TheGrio celebrates your financial independence

theGRIO SERIES - As we go into the week of Independence Day celebrations, it is important to be aware that freedom is not only political and religious, it is also financial.

As we go into the week of Independence Day celebrations, it is important to be aware that freedom is not only political and religious, it is also financial.

Financial literacy is an important concept that can drive economic independence in the black community.

TheGrio has launched a project to encourage and support a culture of financial freedom and success through education. Our method is to bring lessons of success from black executives, financial leaders and mentors willing to share their thoughts, stories and ideas.

Compared to the rest of America, black people are broke, but it doesn’t have to be that way. In May, theGrio published an Op Ed written by Maya Rockeymoore, Ph.D., that urged expediency in closing the racial wealth gap as a matter of national economic security. Rockeymoore cited a report that she co-authored with the Center for Global Policy Solutions and the Network on Race and Ethnic Inequality at Duke University. The report Beyond Broke: Why Closing The Racial Wealth Gap Is A Priority For National Economic Security says African-American households own only six cents for every dollar of wealth owned by the typical white household and possess an average liquid wealth of just $200. Sadly enough, that figure includes the pool of money held in African-American retirement savings and even lumps in wealth of the handful of super-affluent black millionaires whose numbers pale by comparison to other ethnic groups.

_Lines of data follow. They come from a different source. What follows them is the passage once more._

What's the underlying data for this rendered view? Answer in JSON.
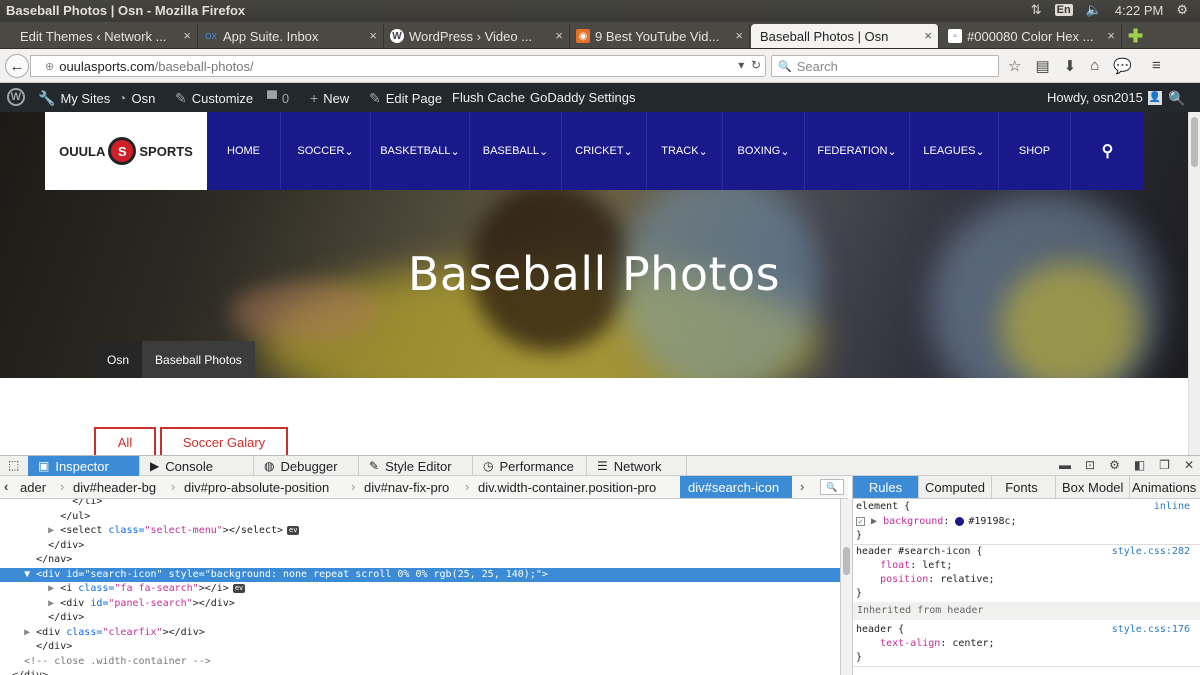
{
  "os_bar": {
    "window_title": "Baseball Photos | Osn - Mozilla Firefox",
    "lang": "En",
    "clock": "4:22 PM"
  },
  "tabs": [
    {
      "label": "Edit Themes ‹ Network ...",
      "icon": "wp-icon"
    },
    {
      "label": "App Suite. Inbox",
      "icon": "mail-icon"
    },
    {
      "label": "WordPress › Video ...",
      "icon": "wordpress-icon"
    },
    {
      "label": "9 Best YouTube Vid...",
      "icon": "orange-site-icon"
    },
    {
      "label": "Baseball Photos | Osn",
      "icon": "",
      "active": true
    },
    {
      "label": "#000080 Color Hex ...",
      "icon": "page-icon"
    }
  ],
  "urlbar": {
    "host": "ouulasports.com",
    "path": "/baseball-photos/",
    "search_placeholder": "Search"
  },
  "wp_admin_bar": {
    "my_sites": "My Sites",
    "site": "Osn",
    "customize": "Customize",
    "comments": "0",
    "new": "New",
    "edit_page": "Edit Page",
    "flush_cache": "Flush Cache",
    "godaddy": "GoDaddy Settings",
    "howdy": "Howdy, osn2015"
  },
  "site": {
    "logo_left": "OUULA",
    "logo_right": "SPORTS",
    "nav": [
      "HOME",
      "SOCCER",
      "BASKETBALL",
      "BASEBALL",
      "CRICKET",
      "TRACK",
      "BOXING",
      "FEDERATION",
      "LEAGUES",
      "SHOP"
    ],
    "nav_dropdown": [
      false,
      true,
      true,
      true,
      true,
      true,
      true,
      true,
      true,
      false
    ],
    "hero_title": "Baseball Photos",
    "breadcrumbs": [
      "Osn",
      "Baseball Photos"
    ],
    "filters": [
      "All",
      "Soccer Galary"
    ],
    "nav_color": "#19198c"
  },
  "devtools": {
    "tabs": [
      "Inspector",
      "Console",
      "Debugger",
      "Style Editor",
      "Performance",
      "Network"
    ],
    "breadcrumbs": [
      "ader",
      "div#header-bg",
      "div#pro-absolute-position",
      "div#nav-fix-pro",
      "div.width-container.position-pro",
      "div#search-icon"
    ],
    "markup": [
      {
        "indent": "            ",
        "tw": "",
        "text": "</li>"
      },
      {
        "indent": "          ",
        "tw": "",
        "text": "</ul>"
      },
      {
        "indent": "        ",
        "tw": "▶ ",
        "pre": "<select ",
        "an": "class=",
        "av": "\"select-menu\"",
        "post": "></select>",
        "ev": true
      },
      {
        "indent": "        ",
        "tw": "",
        "text": "</div>"
      },
      {
        "indent": "      ",
        "tw": "",
        "text": "</nav>"
      },
      {
        "indent": "    ",
        "tw": "▼ ",
        "pre": "<div ",
        "an": "id=",
        "av": "\"search-icon\" style=\"background: none repeat scroll 0% 0% rgb(25, 25, 140);\"",
        "post": ">",
        "selected": true
      },
      {
        "indent": "        ",
        "tw": "▶ ",
        "pre": "<i ",
        "an": "class=",
        "av": "\"fa fa-search\"",
        "post": "></i>",
        "ev": true
      },
      {
        "indent": "        ",
        "tw": "▶ ",
        "pre": "<div ",
        "an": "id=",
        "av": "\"panel-search\"",
        "post": "></div>"
      },
      {
        "indent": "        ",
        "tw": "",
        "text": "</div>"
      },
      {
        "indent": "    ",
        "tw": "▶ ",
        "pre": "<div ",
        "an": "class=",
        "av": "\"clearfix\"",
        "post": "></div>"
      },
      {
        "indent": "      ",
        "tw": "",
        "text": "</div>"
      },
      {
        "indent": "    ",
        "tw": "",
        "comment": "<!-- close .width-container -->"
      },
      {
        "indent": "  ",
        "tw": "",
        "text": "</div>"
      }
    ],
    "side_tabs": [
      "Rules",
      "Computed",
      "Fonts",
      "Box Model",
      "Animations"
    ],
    "rules": {
      "element_selector": "element {",
      "element_source": "inline",
      "bg_prop": "background",
      "bg_value": "#19198c",
      "r2_selector": "header #search-icon {",
      "r2_source": "style.css:282",
      "r2_p1": "float",
      "r2_v1": "left",
      "r2_p2": "position",
      "r2_v2": "relative",
      "inherited_label": "Inherited from header",
      "r3_selector": "header {",
      "r3_source": "style.css:176",
      "r3_p1": "text-align",
      "r3_v1": "center",
      "close": "}"
    }
  }
}
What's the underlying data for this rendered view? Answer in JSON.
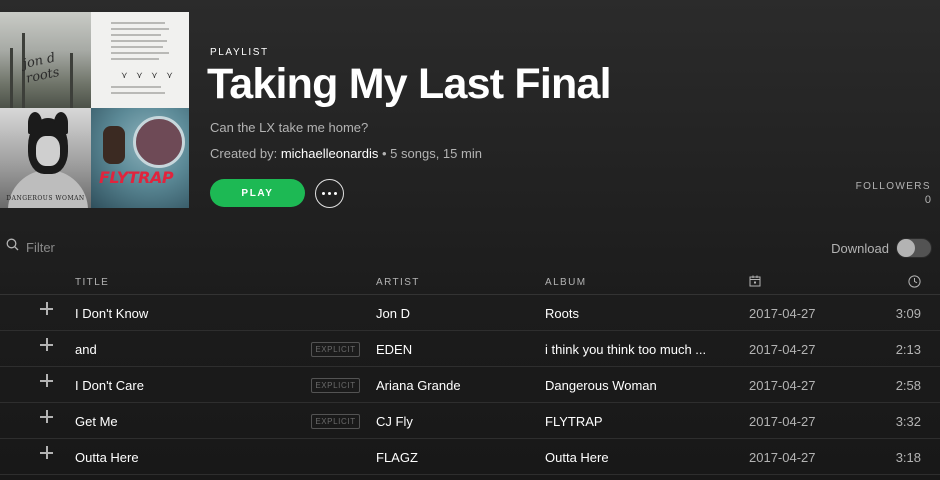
{
  "playlist": {
    "type_label": "PLAYLIST",
    "title": "Taking My Last Final",
    "description": "Can the LX take me home?",
    "created_by_label": "Created by: ",
    "owner": "michaelleonardis",
    "stats": " • 5 songs, 15 min",
    "cover_art": {
      "tile1_text": "jon d roots",
      "tile4_text": "FLYTRAP",
      "tile3_text": "DANGEROUS WOMAN"
    }
  },
  "actions": {
    "play_label": "PLAY",
    "more_icon": "ellipsis-icon"
  },
  "followers": {
    "label": "FOLLOWERS",
    "count": "0"
  },
  "filter": {
    "placeholder": "Filter",
    "icon": "search-icon"
  },
  "download": {
    "label": "Download",
    "enabled": false
  },
  "table": {
    "headers": {
      "title": "TITLE",
      "artist": "ARTIST",
      "album": "ALBUM",
      "date_icon": "calendar-icon",
      "duration_icon": "clock-icon"
    },
    "explicit_label": "EXPLICIT",
    "rows": [
      {
        "title": "I Don't Know",
        "explicit": false,
        "artist": "Jon D",
        "album": "Roots",
        "date": "2017-04-27",
        "duration": "3:09"
      },
      {
        "title": "and",
        "explicit": true,
        "artist": "EDEN",
        "album": "i think you think too much ...",
        "date": "2017-04-27",
        "duration": "2:13"
      },
      {
        "title": "I Don't Care",
        "explicit": true,
        "artist": "Ariana Grande",
        "album": "Dangerous Woman",
        "date": "2017-04-27",
        "duration": "2:58"
      },
      {
        "title": "Get Me",
        "explicit": true,
        "artist": "CJ Fly",
        "album": "FLYTRAP",
        "date": "2017-04-27",
        "duration": "3:32"
      },
      {
        "title": "Outta Here",
        "explicit": false,
        "artist": "FLAGZ",
        "album": "Outta Here",
        "date": "2017-04-27",
        "duration": "3:18"
      }
    ]
  },
  "colors": {
    "accent": "#1db954",
    "text_primary": "#ffffff",
    "text_secondary": "#b3b3b3",
    "background": "#181818"
  }
}
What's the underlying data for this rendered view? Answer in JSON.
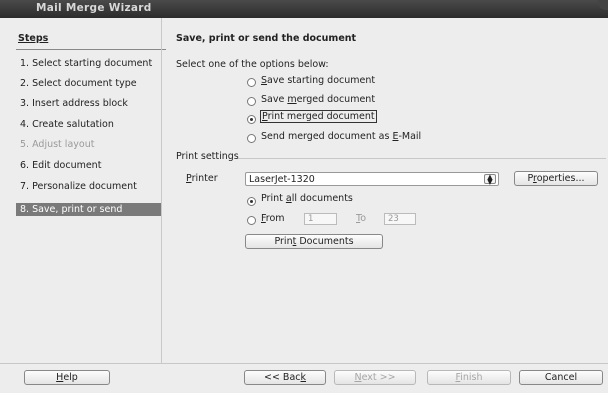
{
  "window": {
    "title": "Mail Merge Wizard"
  },
  "sidebar": {
    "title": "Steps",
    "steps": [
      {
        "label": "1. Select starting document"
      },
      {
        "label": "2. Select document type"
      },
      {
        "label": "3. Insert address block"
      },
      {
        "label": "4. Create salutation"
      },
      {
        "label": "5. Adjust layout"
      },
      {
        "label": "6. Edit document"
      },
      {
        "label": "7. Personalize document"
      },
      {
        "label": "8. Save, print or send"
      }
    ]
  },
  "main": {
    "heading": "Save, print or send the document",
    "select_label": "Select one of the options below:",
    "options": [
      {
        "pre": "",
        "acc": "S",
        "post": "ave starting document",
        "checked": false
      },
      {
        "pre": "Save ",
        "acc": "m",
        "post": "erged document",
        "checked": false
      },
      {
        "pre": "",
        "acc": "P",
        "post": "rint merged document",
        "checked": true
      },
      {
        "pre": "Send merged document as ",
        "acc": "E",
        "post": "-Mail",
        "checked": false
      }
    ],
    "print_settings": {
      "label": "Print settings",
      "printer_label": {
        "acc": "P",
        "post": "rinter"
      },
      "printer_value": "LaserJet-1320",
      "properties_button": {
        "pre": "P",
        "acc": "r",
        "post": "operties..."
      },
      "print_all": {
        "pre": "Print ",
        "acc": "a",
        "post": "ll documents",
        "checked": true
      },
      "from": {
        "acc": "F",
        "post": "rom",
        "value": "1"
      },
      "to": {
        "acc": "T",
        "post": "o",
        "value": "23"
      },
      "print_button": {
        "pre": "Prin",
        "acc": "t",
        "post": " Documents"
      }
    }
  },
  "footer": {
    "help": {
      "acc": "H",
      "post": "elp"
    },
    "back": {
      "pre": "<< Bac",
      "acc": "k",
      "post": ""
    },
    "next": {
      "acc": "N",
      "post": "ext >>"
    },
    "finish": {
      "acc": "F",
      "post": "inish"
    },
    "cancel": "Cancel"
  }
}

Remedies for this dilemma are widely discussed in political, social and financial circles, but action is needed based on educated priorities. A recent study by Prudential Research outlined steps needed to deal with the black financial gap:

  • Paying down debt, especially student loans
  • Owning insurance and investment products
  • Maximizing retirement plans
  • Financial support of family members
  • A stronger connection to the financial industry

Connection to the financial industry is easy to cite as remedial step but difficult to initiate. The image of American banks is that of suits in an ivory tower meticulously scrutinizing their business so that every transaction, every personal or business loan, every inquiry and every mortgage contract is to the bank’s advantage, adding to the bank’s bottom line. There often appears to be a one-way street, with services costing more, interest rates to borrow climbing, while savings interest rates decline. And then there is the specter of exploitation of the black community when it comes to sub-prime loans, redlining predatory mortgages and pre-paid credit cards. The banking industry does not engender a lot of trust among African-Americans.

Enter Teri Williams, the President and COO of OneUnited Bank, the largest black owned bank in the United States, with locations in Massachusetts, California, Florida and online. This black woman has taken the lead in educating bank consumers, making the banking experience truly egalitarian while offering communities education associated with working with the bank. She is a staunch advocate against  predatory lending and high interest rates in urban communities and supports opportunities through mentoring and learning.

Teri Williams says the focus of OneUnited Bank is building strong communities, offering minority neighborhoods the financial means to grow and prosper. TheGrio recently sat down with Ms. Williams with the express goal of  “picking her brain” to spread her knowledge. She is an educator at heart: she first wanted to be a teacher before banking literally found her. We urge you to click on the segments below. It is  financial insight well worth sharing with your friends and family: The Black Financial Forum’s video Mentor conversations:

In Part One of Teri Williams’s profile with CNBC’s Shartia Brantley (seen at the top of this page), Williams talks about how she evolved from aspirations of being a teacher to becoming a banker.

In Part Two of Teri Williams’s profile with CNBC’s Shartia Brantley, Williams details how she acquired the financial institutions that make up OneUnited Bank by visualizing. “Yes, a black woman can own a bank!” Williams says her first instinct to buy a bank was for the purpose of giving back to the community while helping to turn around banks that were in trouble.

In Part Three, One United Bank President and COO puts her words into action by writing  “I Got Bank,” a book for young children to learn and understand the importance of money and how to manage it. Williams tells us money is power, and if used correctly, it leads to financial freedom to be creative and entrepreneurial.  She says the pages of her book contain what every parent should teach their kids.

In Part Four,  OneUnited’s Teri Williams talks about the value of credit, how to repair it and how to maintain a good credit record. She gives tips and advice and talks about the “freedom” good credit brings. Click here for that report.

TheGrio’s Black Financial Forum will continue through the month of August with posts of questions and answers from our forum with Ms. Teri Williams and other members of financial institutions and  featuring young people from